GOAL OF THE EXERCISE =>
All of the data must be output exactly, with every picture left out.

THE INPUT =>
=== Begin Enclosure ===

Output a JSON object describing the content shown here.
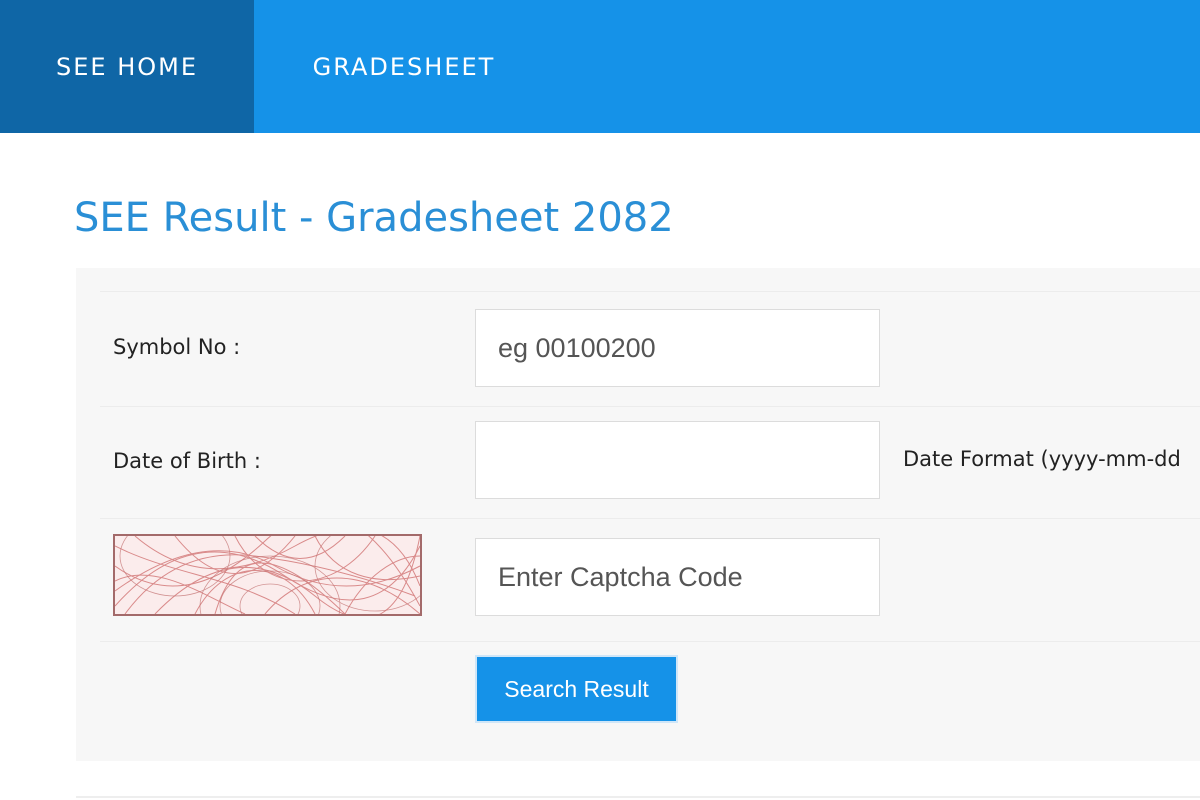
{
  "nav": {
    "home_label": "SEE HOME",
    "gradesheet_label": "GRADESHEET",
    "active_color": "#0f66a6",
    "bar_color": "#1592e8"
  },
  "page": {
    "title": "SEE Result - Gradesheet 2082"
  },
  "form": {
    "symbol_label": "Symbol No :",
    "symbol_placeholder": "eg 00100200",
    "symbol_value": "",
    "dob_label": "Date of Birth :",
    "dob_value": "",
    "dob_hint": "Date Format (yyyy-mm-dd",
    "captcha_image": "captcha-image",
    "captcha_placeholder": "Enter Captcha Code",
    "captcha_value": "",
    "submit_label": "Search Result",
    "accent_color": "#1592e8"
  }
}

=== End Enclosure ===

ANSWER TO THE EXERCISE =>
Output a JSON object describing the content shown here.
{
  "nav": {
    "home_label": "SEE HOME",
    "gradesheet_label": "GRADESHEET",
    "active_color": "#0f66a6",
    "bar_color": "#1592e8"
  },
  "page": {
    "title": "SEE Result - Gradesheet 2082"
  },
  "form": {
    "symbol_label": "Symbol No :",
    "symbol_placeholder": "eg 00100200",
    "symbol_value": "",
    "dob_label": "Date of Birth :",
    "dob_value": "",
    "dob_hint": "Date Format (yyyy-mm-dd",
    "captcha_image": "captcha-image",
    "captcha_placeholder": "Enter Captcha Code",
    "captcha_value": "",
    "submit_label": "Search Result",
    "accent_color": "#1592e8"
  }
}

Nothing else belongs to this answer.